What you write must be the listing below in full, word for word, minus its pictures.

--- Entries provided Enclosed Below ---

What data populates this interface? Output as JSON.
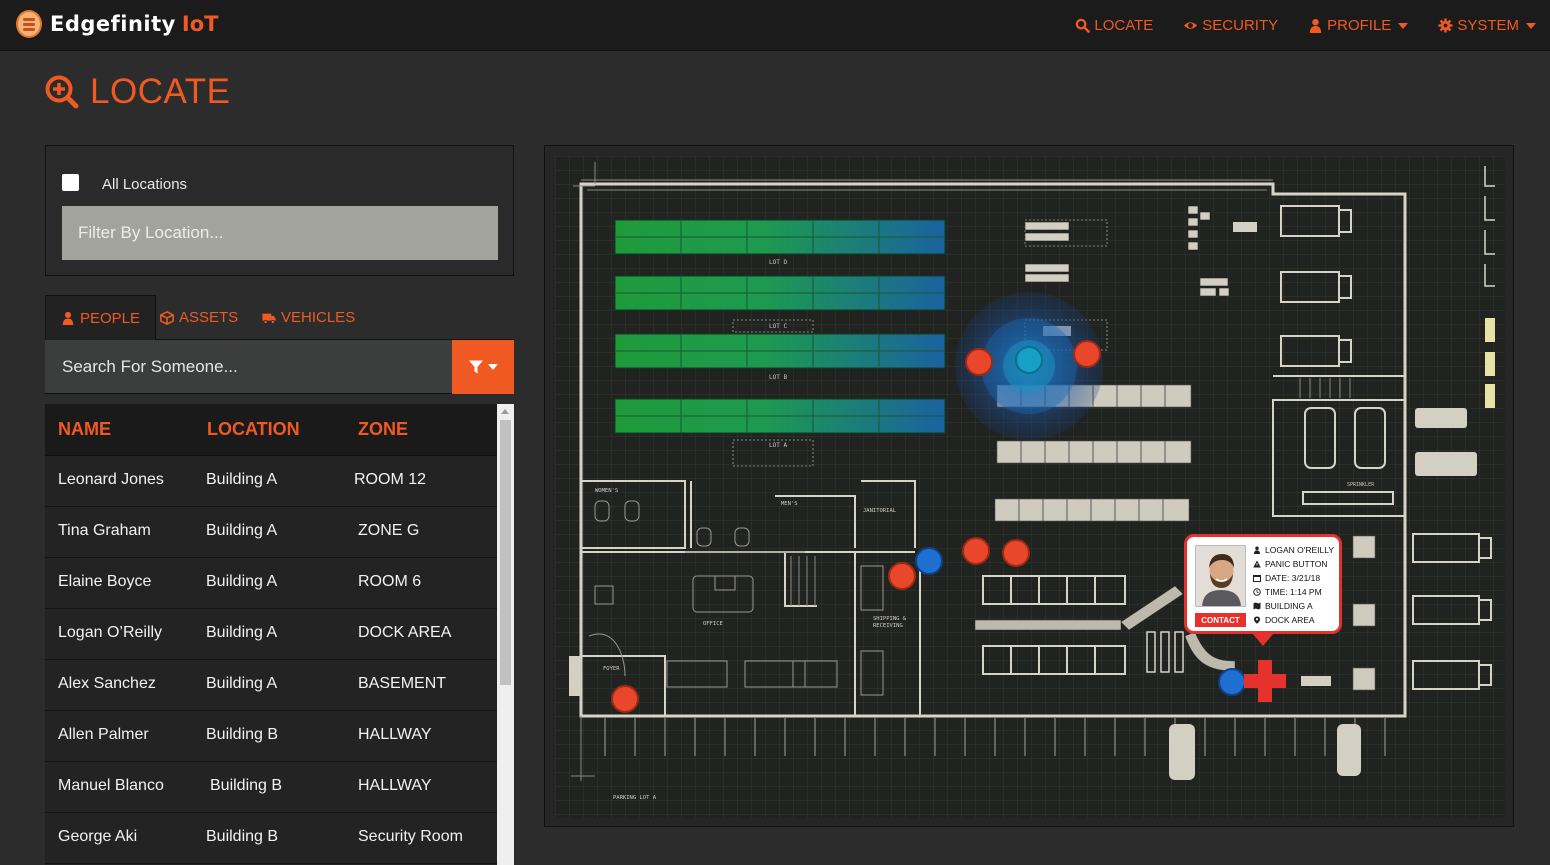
{
  "app": {
    "name": "Edgefinity",
    "suffix": "IoT"
  },
  "nav": {
    "locate": "LOCATE",
    "security": "SECURITY",
    "profile": "PROFILE",
    "system": "SYSTEM"
  },
  "page": {
    "title": "LOCATE"
  },
  "location_filter": {
    "checkbox_label": "All Locations",
    "placeholder": "Filter By Location..."
  },
  "tabs": {
    "people": "PEOPLE",
    "assets": "ASSETS",
    "vehicles": "VEHICLES"
  },
  "search": {
    "placeholder": "Search For Someone..."
  },
  "table": {
    "headers": {
      "name": "NAME",
      "location": "LOCATION",
      "zone": "ZONE"
    },
    "rows": [
      {
        "name": "Leonard Jones",
        "location": "Building A",
        "zone": "ROOM 12"
      },
      {
        "name": "Tina Graham",
        "location": "Building A",
        "zone": "ZONE G"
      },
      {
        "name": "Elaine Boyce",
        "location": "Building A",
        "zone": "ROOM 6"
      },
      {
        "name": "Logan O’Reilly",
        "location": "Building A",
        "zone": "DOCK AREA"
      },
      {
        "name": "Alex Sanchez",
        "location": "Building A",
        "zone": "BASEMENT"
      },
      {
        "name": "Allen Palmer",
        "location": "Building B",
        "zone": "HALLWAY"
      },
      {
        "name": "Manuel Blanco",
        "location": "Building B",
        "zone": "HALLWAY"
      },
      {
        "name": "George Aki",
        "location": "Building B",
        "zone": "Security Room"
      }
    ]
  },
  "map": {
    "labels": {
      "lot_d": "LOT D",
      "lot_c": "LOT C",
      "lot_b": "LOT B",
      "lot_a": "LOT A",
      "womens": "WOMEN'S",
      "mens": "MEN'S",
      "janitorial": "JANITORIAL",
      "office": "OFFICE",
      "shipping_1": "SHIPPING &",
      "shipping_2": "RECEIVING",
      "foyer": "FOYER",
      "parking": "PARKING LOT A",
      "sprinkler": "SPRINKLER"
    }
  },
  "alert": {
    "name": "LOGAN O'REILLY",
    "event": "PANIC BUTTON",
    "date": "DATE: 3/21/18",
    "time": "TIME: 1:14 PM",
    "building": "BUILDING A",
    "zone": "DOCK AREA",
    "contact_label": "CONTACT"
  },
  "colors": {
    "accent": "#f05a22",
    "alert": "#e6322c",
    "person_marker": "#e8472b",
    "asset_marker": "#1f6fd1"
  }
}
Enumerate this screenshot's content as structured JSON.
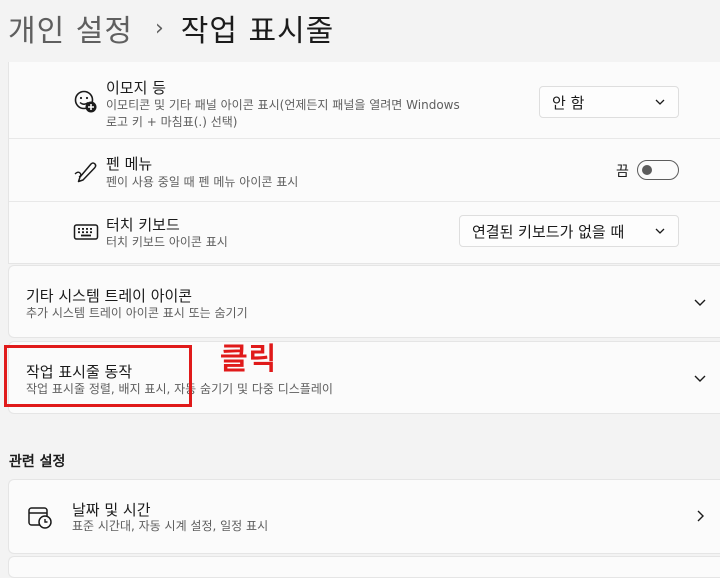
{
  "breadcrumb": {
    "parent": "개인 설정",
    "separator": "›",
    "current": "작업 표시줄"
  },
  "tray_icons": {
    "emoji": {
      "icon": "emoji-add-icon",
      "title": "이모지 등",
      "description_line1": "이모티콘 및 기타 패널 아이콘 표시(언제든지 패널을 열려면 Windows",
      "description_line2": "로고 키 + 마침표(.) 선택)",
      "dropdown_value": "안 함"
    },
    "pen_menu": {
      "icon": "pen-icon",
      "title": "펜 메뉴",
      "description": "펜이 사용 중일 때 펜 메뉴 아이콘 표시",
      "toggle_label": "끔",
      "toggle_on": false
    },
    "touch_keyboard": {
      "icon": "keyboard-icon",
      "title": "터치 키보드",
      "description": "터치 키보드 아이콘 표시",
      "dropdown_value": "연결된 키보드가 없을 때"
    }
  },
  "other_tray": {
    "title": "기타 시스템 트레이 아이콘",
    "description": "추가 시스템 트레이 아이콘 표시 또는 숨기기"
  },
  "taskbar_behaviors": {
    "title": "작업 표시줄 동작",
    "description": "작업 표시줄 정렬, 배지 표시, 자동 숨기기 및 다중 디스플레이"
  },
  "annotation": {
    "label": "클릭",
    "color": "#e01a1a"
  },
  "related_settings": {
    "heading": "관련 설정",
    "date_time": {
      "icon": "calendar-clock-icon",
      "title": "날짜 및 시간",
      "description": "표준 시간대, 자동 시계 설정, 일정 표시"
    }
  },
  "colors": {
    "background": "#f3f3f3",
    "card": "#fbfbfb"
  }
}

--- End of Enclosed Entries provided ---

Exercise output
What data populates this interface? Output as JSON.
{
  "app": {
    "name": "Edgefinity",
    "suffix": "IoT"
  },
  "nav": {
    "locate": "LOCATE",
    "security": "SECURITY",
    "profile": "PROFILE",
    "system": "SYSTEM"
  },
  "page": {
    "title": "LOCATE"
  },
  "location_filter": {
    "checkbox_label": "All Locations",
    "placeholder": "Filter By Location..."
  },
  "tabs": {
    "people": "PEOPLE",
    "assets": "ASSETS",
    "vehicles": "VEHICLES"
  },
  "search": {
    "placeholder": "Search For Someone..."
  },
  "table": {
    "headers": {
      "name": "NAME",
      "location": "LOCATION",
      "zone": "ZONE"
    },
    "rows": [
      {
        "name": "Leonard Jones",
        "location": "Building A",
        "zone": "ROOM 12"
      },
      {
        "name": "Tina Graham",
        "location": "Building A",
        "zone": "ZONE G"
      },
      {
        "name": "Elaine Boyce",
        "location": "Building A",
        "zone": "ROOM 6"
      },
      {
        "name": "Logan O’Reilly",
        "location": "Building A",
        "zone": "DOCK AREA"
      },
      {
        "name": "Alex Sanchez",
        "location": "Building A",
        "zone": "BASEMENT"
      },
      {
        "name": "Allen Palmer",
        "location": "Building B",
        "zone": "HALLWAY"
      },
      {
        "name": "Manuel Blanco",
        "location": "Building B",
        "zone": "HALLWAY"
      },
      {
        "name": "George Aki",
        "location": "Building B",
        "zone": "Security Room"
      }
    ]
  },
  "map": {
    "labels": {
      "lot_d": "LOT D",
      "lot_c": "LOT C",
      "lot_b": "LOT B",
      "lot_a": "LOT A",
      "womens": "WOMEN'S",
      "mens": "MEN'S",
      "janitorial": "JANITORIAL",
      "office": "OFFICE",
      "shipping_1": "SHIPPING &",
      "shipping_2": "RECEIVING",
      "foyer": "FOYER",
      "parking": "PARKING LOT A",
      "sprinkler": "SPRINKLER"
    }
  },
  "alert": {
    "name": "LOGAN O'REILLY",
    "event": "PANIC BUTTON",
    "date": "DATE: 3/21/18",
    "time": "TIME: 1:14 PM",
    "building": "BUILDING A",
    "zone": "DOCK AREA",
    "contact_label": "CONTACT"
  },
  "colors": {
    "accent": "#f05a22",
    "alert": "#e6322c",
    "person_marker": "#e8472b",
    "asset_marker": "#1f6fd1"
  }
}
Enumerate this screenshot's content as structured JSON.
{
  "breadcrumb": {
    "parent": "개인 설정",
    "separator": "›",
    "current": "작업 표시줄"
  },
  "tray_icons": {
    "emoji": {
      "icon": "emoji-add-icon",
      "title": "이모지 등",
      "description_line1": "이모티콘 및 기타 패널 아이콘 표시(언제든지 패널을 열려면 Windows",
      "description_line2": "로고 키 + 마침표(.) 선택)",
      "dropdown_value": "안 함"
    },
    "pen_menu": {
      "icon": "pen-icon",
      "title": "펜 메뉴",
      "description": "펜이 사용 중일 때 펜 메뉴 아이콘 표시",
      "toggle_label": "끔",
      "toggle_on": false
    },
    "touch_keyboard": {
      "icon": "keyboard-icon",
      "title": "터치 키보드",
      "description": "터치 키보드 아이콘 표시",
      "dropdown_value": "연결된 키보드가 없을 때"
    }
  },
  "other_tray": {
    "title": "기타 시스템 트레이 아이콘",
    "description": "추가 시스템 트레이 아이콘 표시 또는 숨기기"
  },
  "taskbar_behaviors": {
    "title": "작업 표시줄 동작",
    "description": "작업 표시줄 정렬, 배지 표시, 자동 숨기기 및 다중 디스플레이"
  },
  "annotation": {
    "label": "클릭",
    "color": "#e01a1a"
  },
  "related_settings": {
    "heading": "관련 설정",
    "date_time": {
      "icon": "calendar-clock-icon",
      "title": "날짜 및 시간",
      "description": "표준 시간대, 자동 시계 설정, 일정 표시"
    }
  },
  "colors": {
    "background": "#f3f3f3",
    "card": "#fbfbfb"
  }
}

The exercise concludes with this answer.